The latest tabulation provides information about the labor force across several variables, including detailed occupations, industry, earnings, education, and age by residence, worksite and commuting flows for the nation, states, metro areas, counties and places. The estimates include new tables on unemployment status and citizenship status. The 488 detailed occupations in the tabulation are based on the 2010 Standard Occupational Classification.
"The Equal Employment Opportunity Tabulation allows us to examine the diversity of the labor force," said Jennifer Cheeseman Day, assistant division chief for Employment Characteristics of the Census Bureau's Social, Economic and Housing Statistics Division. "With it, we can look at the intersection of race, ethnicity and sex across detailed occupations for many levels of geographies."
The tabulation shows, for example, that women's representation increased in many health care occupations over the past decade. Women were 50 percent of veterinarians in 2006-2010, increasing from 40 percent in 2000. About 32 percent of physicians and surgeons were women, increasing from 27 percent in 2000. Dentists also showed an increase in female representation from 18 percent to 23 percent.

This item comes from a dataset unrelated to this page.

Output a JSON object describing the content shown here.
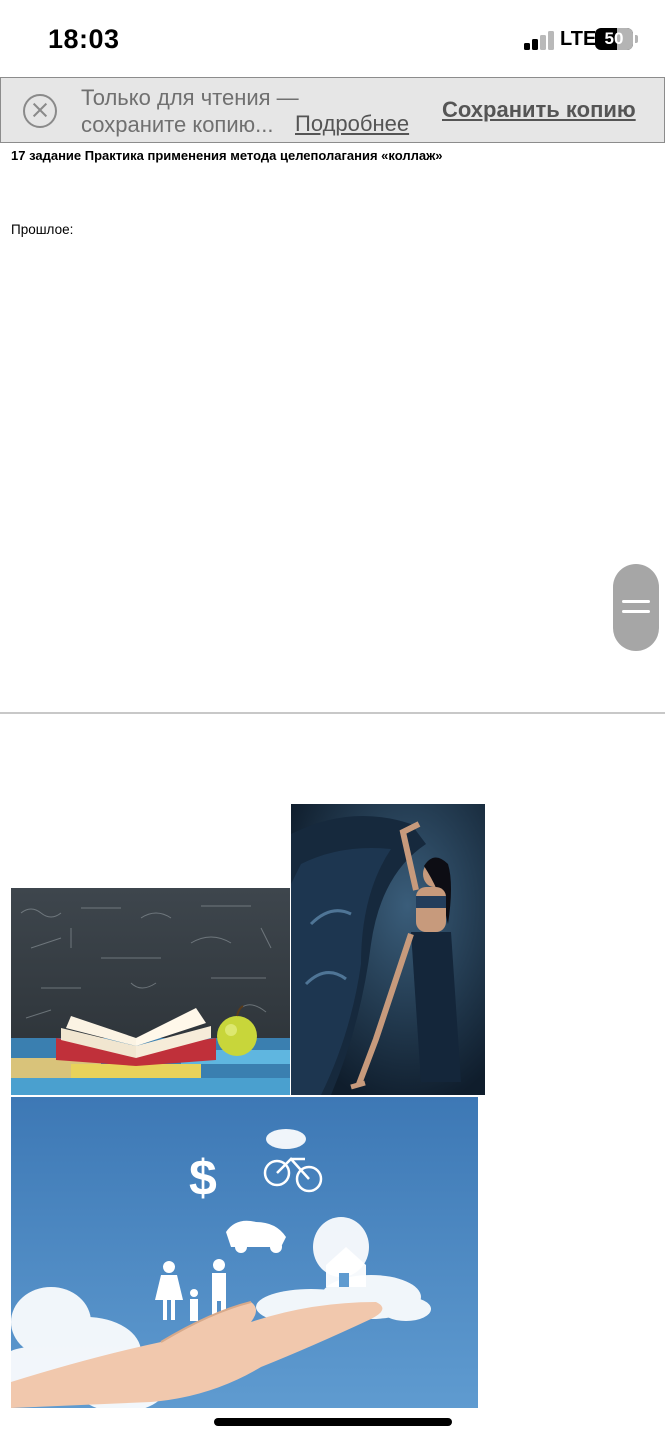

However, more women were employed as secretaries and administrative assistants than in any other occupation (3.8 million), followed by cashiers (2.8 million) and elementary and middle school teachers (2.7 million). Since the first Equal Employment Opportunity Tabulation based on the 1970 Census, secretary has been the largest occupation category among women.
Among men, the largest occupation category was truck driver (3.2 million), while their representation grew among tellers, loan interviewers and clerks, and insurance claims and policy processing clerks.
Women's share of the labor force has increased since the first Equal Employment Opportunity Tabulation (see figure). The largest increase was between 1970 and 1980, increasing by 4.6 percentage points. Between 1980 and 1990, women's share of the labor force increased by 3.1 percentage points. The pace of growth slowed to 1.1 percentage points between 1990 and 2000 and 0.4 percentage points between 2000 and 2006-2010. Women's share of the labor force stands at 47.2 percent in the current Equal Employment Opportunity Tabulation. Among the occupations that most closely approximated men's and women's share of the labor force were bus drivers (47.5 percent were women) and food service managers (46.9 percent were women).
Compared with the 2000 Equal Employment Opportunity Tabulation, the size of the Hispanic labor force grew by 53 percent (from 14.7 million to 22.5 million), the largest increase for any major race and ethnic group category. In the latest tabulation, non-Hispanic whites made up 67 percent of the labor force in 2006-2010, followed by Hispanics at 15 percent, non-Hispanic blacks at 11 percent and non-Hispanic Asians at 5 percent.
Secretary and administrative assistant was the largest occupation category among non-Hispanic whites (3.0 million). Nursing, psychiatric and home health aides was the largest occupation category among non-Hispanic blacks (731,000), while the largest occupation category for Hispanics was construction laborer (409,000). The largest occupation category for non-Hispanic Asians was computer software engineer (247,000). Personal care aide was the fastest-growing occupation among non-Hispanic whites, non-Hispanic blacks, Hispanics and non-Hispanic Asians. The number of personal care aides tripled over the last decade.
The Equal Employment Opportunity Tabulation provides a wealth of demographic information on the labor force for the nation, states, metro areas, counties and places. Some examples of the questions that the tabulation can answer are: